*Data records*:

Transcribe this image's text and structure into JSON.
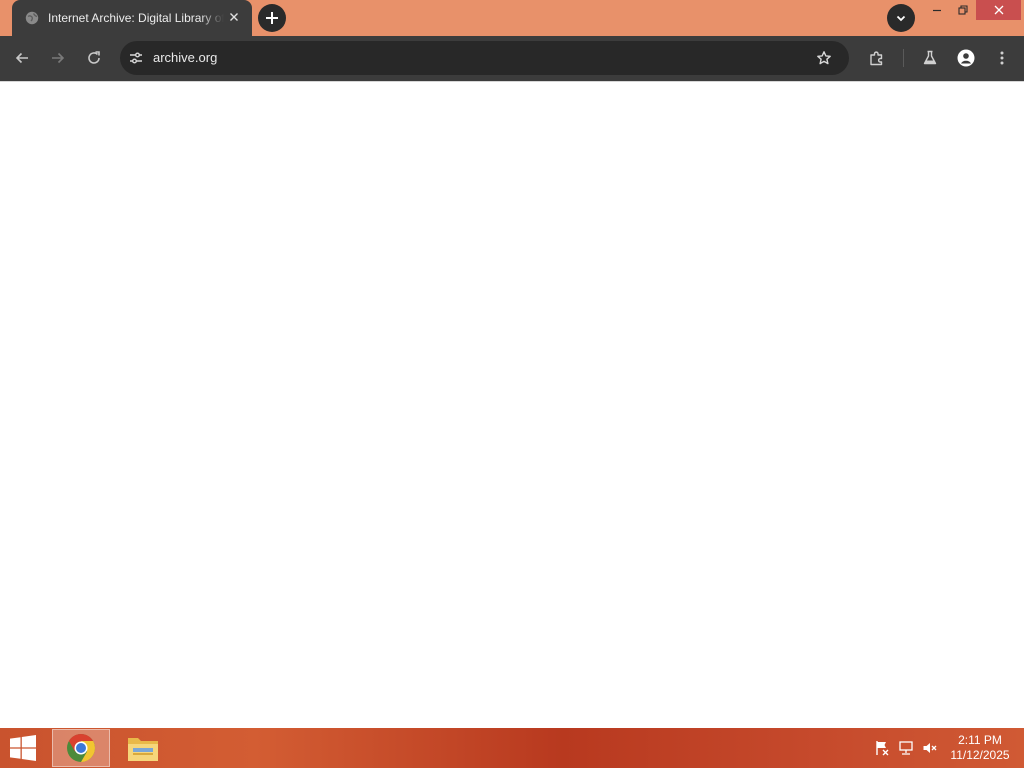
{
  "browser": {
    "tab": {
      "title": "Internet Archive: Digital Library of Free & Borrowable Texts, Movies, Music & Wayback Machine",
      "favicon": "globe-icon",
      "close_icon": "close-icon"
    },
    "new_tab_icon": "plus-icon",
    "tab_search_icon": "chevron-down-icon",
    "window_controls": [
      "minimize-icon",
      "restore-icon",
      "close-icon"
    ],
    "toolbar": {
      "back_icon": "arrow-left-icon",
      "forward_icon": "arrow-right-icon",
      "reload_icon": "reload-icon",
      "site_info_icon": "tune-icon",
      "url": "archive.org",
      "bookmark_icon": "star-icon",
      "extensions_icon": "puzzle-icon",
      "labs_icon": "flask-icon",
      "profile_icon": "person-icon",
      "menu_icon": "kebab-icon"
    }
  },
  "taskbar": {
    "start_icon": "windows-logo-icon",
    "pinned": [
      {
        "name": "Google Chrome",
        "icon": "chrome-icon",
        "active": true
      },
      {
        "name": "File Explorer",
        "icon": "folder-icon",
        "active": false
      }
    ],
    "tray": [
      "action-center-flag-icon",
      "network-icon",
      "volume-muted-icon"
    ],
    "clock": {
      "time": "2:11 PM",
      "date": "11/12/2025"
    }
  },
  "colors": {
    "tabstrip": "#e8916a",
    "toolbar": "#3c3c3c",
    "omnibox": "#282828",
    "taskbar": "#c64a2c"
  }
}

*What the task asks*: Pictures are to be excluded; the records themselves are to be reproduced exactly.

*Exercise result*:
Transcribe this image's text and structure into JSON.
{
  "browser": {
    "tab": {
      "title": "Internet Archive: Digital Library of Free & Borrowable Texts, Movies, Music & Wayback Machine",
      "favicon": "globe-icon",
      "close_icon": "close-icon"
    },
    "new_tab_icon": "plus-icon",
    "tab_search_icon": "chevron-down-icon",
    "window_controls": [
      "minimize-icon",
      "restore-icon",
      "close-icon"
    ],
    "toolbar": {
      "back_icon": "arrow-left-icon",
      "forward_icon": "arrow-right-icon",
      "reload_icon": "reload-icon",
      "site_info_icon": "tune-icon",
      "url": "archive.org",
      "bookmark_icon": "star-icon",
      "extensions_icon": "puzzle-icon",
      "labs_icon": "flask-icon",
      "profile_icon": "person-icon",
      "menu_icon": "kebab-icon"
    }
  },
  "taskbar": {
    "start_icon": "windows-logo-icon",
    "pinned": [
      {
        "name": "Google Chrome",
        "icon": "chrome-icon",
        "active": true
      },
      {
        "name": "File Explorer",
        "icon": "folder-icon",
        "active": false
      }
    ],
    "tray": [
      "action-center-flag-icon",
      "network-icon",
      "volume-muted-icon"
    ],
    "clock": {
      "time": "2:11 PM",
      "date": "11/12/2025"
    }
  },
  "colors": {
    "tabstrip": "#e8916a",
    "toolbar": "#3c3c3c",
    "omnibox": "#282828",
    "taskbar": "#c64a2c"
  }
}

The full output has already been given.